In contemporary interviews, Barnes and McGinnis spoke of opening a number of internet-based cafes around the world,[9][22] where technology novices and professionals could experience the full potential of the internet.[7]

Despite media and public interest, @Cafe never broke even and closed in 1996 before additional locations or franchises could be opened.[4]


  1. ^ a b Landman, Beth (April 28, 1995). "It's De-Lovely, It's De Niro". New York Daily News. p. 60.
  2. ^ a b Reyes, Sonia (Jan 27, 1995). "Combining cafe and computers". New York Daily News. p. 37.
  3. ^ a b c Wolff, Jennifer (April 30, 1995). "At Two Cyber Cafes, They Eat and Drink, Hunt and Peck". New York Times. p. 45.
  4. ^ a b c d Edwards, Phil. "The hippest internet cafe of 1995". Vox. Vox Media, Inc. Retrieved 25 August 2016.

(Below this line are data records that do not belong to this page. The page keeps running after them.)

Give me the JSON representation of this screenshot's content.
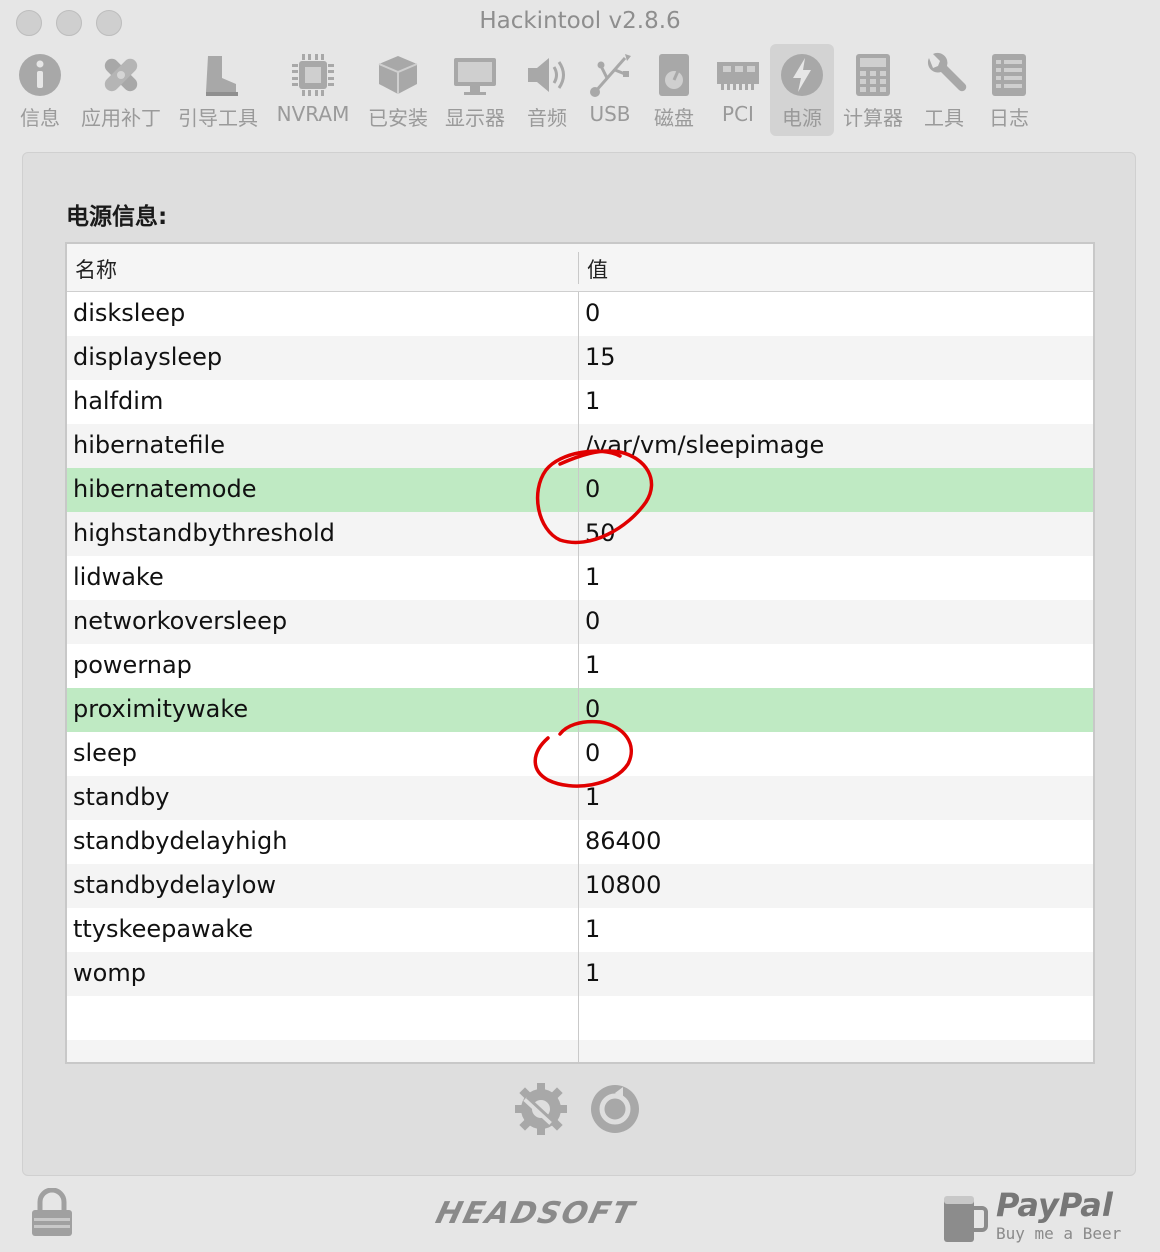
{
  "window": {
    "title": "Hackintool v2.8.6"
  },
  "toolbar": {
    "items": [
      {
        "label": "信息",
        "icon": "info-icon"
      },
      {
        "label": "应用补丁",
        "icon": "bandage-icon"
      },
      {
        "label": "引导工具",
        "icon": "boot-icon"
      },
      {
        "label": "NVRAM",
        "icon": "chip-icon"
      },
      {
        "label": "已安装",
        "icon": "package-icon"
      },
      {
        "label": "显示器",
        "icon": "display-icon"
      },
      {
        "label": "音频",
        "icon": "speaker-icon"
      },
      {
        "label": "USB",
        "icon": "usb-icon"
      },
      {
        "label": "磁盘",
        "icon": "disk-icon"
      },
      {
        "label": "PCI",
        "icon": "pci-card-icon"
      },
      {
        "label": "电源",
        "icon": "power-bolt-icon",
        "active": true
      },
      {
        "label": "计算器",
        "icon": "calculator-icon"
      },
      {
        "label": "工具",
        "icon": "wrench-icon"
      },
      {
        "label": "日志",
        "icon": "log-list-icon"
      }
    ]
  },
  "main": {
    "section_title": "电源信息:",
    "columns": [
      "名称",
      "值"
    ],
    "rows": [
      {
        "name": "disksleep",
        "value": "0"
      },
      {
        "name": "displaysleep",
        "value": "15"
      },
      {
        "name": "halfdim",
        "value": "1"
      },
      {
        "name": "hibernatefile",
        "value": "/var/vm/sleepimage"
      },
      {
        "name": "hibernatemode",
        "value": "0",
        "highlight": true
      },
      {
        "name": "highstandbythreshold",
        "value": "50"
      },
      {
        "name": "lidwake",
        "value": "1"
      },
      {
        "name": "networkoversleep",
        "value": "0"
      },
      {
        "name": "powernap",
        "value": "1"
      },
      {
        "name": "proximitywake",
        "value": "0",
        "highlight": true
      },
      {
        "name": "sleep",
        "value": "0"
      },
      {
        "name": "standby",
        "value": "1"
      },
      {
        "name": "standbydelayhigh",
        "value": "86400"
      },
      {
        "name": "standbydelaylow",
        "value": "10800"
      },
      {
        "name": "ttyskeepawake",
        "value": "1"
      },
      {
        "name": "womp",
        "value": "1"
      },
      {
        "name": "",
        "value": ""
      },
      {
        "name": "",
        "value": ""
      }
    ]
  },
  "footer": {
    "brand": "HEADSOFT",
    "paypal": "PayPal",
    "paypal_sub": "Buy me a Beer"
  },
  "colors": {
    "highlight_row": "#bfeac3",
    "annotation": "#e00000",
    "icon_gray": "#a8a8a8"
  }
}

  5. ^ a b Hodges, Jane (July 24, 1995). "Getting a taste of cyberspace". Advertising Age: 17.
  6. ^ a b Kalish, Jon (April 30, 1995). "Cybercafes new sites to network and nosh". New York Daily News. p. 13.
  7. ^ a b c d "3 NEW CYBER CAFES OPEN". AP Archive. AP. Retrieved 29 July 2016.
  8. ^ a b "Internet Over-Easy:". Interactive Age: 50. April 10, 1995.
  9. ^ a b c Much, Marilyn (May 23, 1995). "@ Your Convenience: Dine, Sip Latte And Surf The World Wide Web". Investor's Business Daily.
  10. ^ Stempler, Randall (June 15, 1995). "New York On The Net". New York Post. p. PC16.
  11. ^ Baron, Tom (May 24, 1995). "Welcome to the Cyberbar". Manhattan Mirror. p. 8.
  13. ^ Wilson, Brian. "Netscape Navigator". Blooberry. Brian Wilson. Retrieved 26 August 2016.
  14. ^ Garrick, David (May 1, 1995). "espresso@cafe.nyc". New York Newsday. p. B4.
  15. ^ Krantz, Michael (Nov 13, 1995). "The Great Manhattan Geek Rush of 1995". New York Magazine: 39.
  16. ^ Green, Noah (August 1995). "Logging in at the Cybercafe". Spin Magazine: 108.
  17. ^ Levine, Joanne (Mar 5, 1996). "Without the net, they wouldn't have met". New York Post. p. 33.
  18. ^ Sugimoto, Keiko (Sep 30, 1995). "SATURDAY NIGHT SPECIAL Senken Exclusive Series: New Yorkers' Choice Valuing the Café". The Senken Shimbun Company. p. 4.
  19. ^ a b c d Sasaki, Rei (Feb 1996). "Inside the Authentic American Cybercafe". Playboy Japan: 66.
  20. ^ Massarella, Linda (Aug 16, 1995). "Rudy sends Boston boss to Cyberia". New York Post. p. 8.
  21. ^ Bellafante, Ginia (Sep 25, 1995). "You Log On Here Often?". Time Magazine: 69.
  22. ^ a b Frenkel, Karen (Feb 4, 1996). "Cybercafes: More Than Just A Place to Compute". New York Times CyberTimes.
  23. ^ Rousseau, Bryant (Mar 18, 1996). "Groups Pair Technology, Gastronomy At Cyber-Dining Venue". Meeting News: 6 + 9.
  24. ^ Lewis, Peter H. "Internet Courtroom Battle Gets Cyberspace Preview". New York Times. New York Times Inc. Retrieved 7 October 2016.
  25. ^ "MICROSOFT ANNOUNCES NEW 90-MINUTE INTERNET SHOW HOSTED BY LINDA ELLERBEE". The Free Library. PRNewswire. Retrieved 7 October 2016.
  26. ^ Hunt, Kevin. "Pixels: ELLERBEE, ON-LINE". The Hartford Courant. The Hartford Courant. Retrieved 7 October 2016.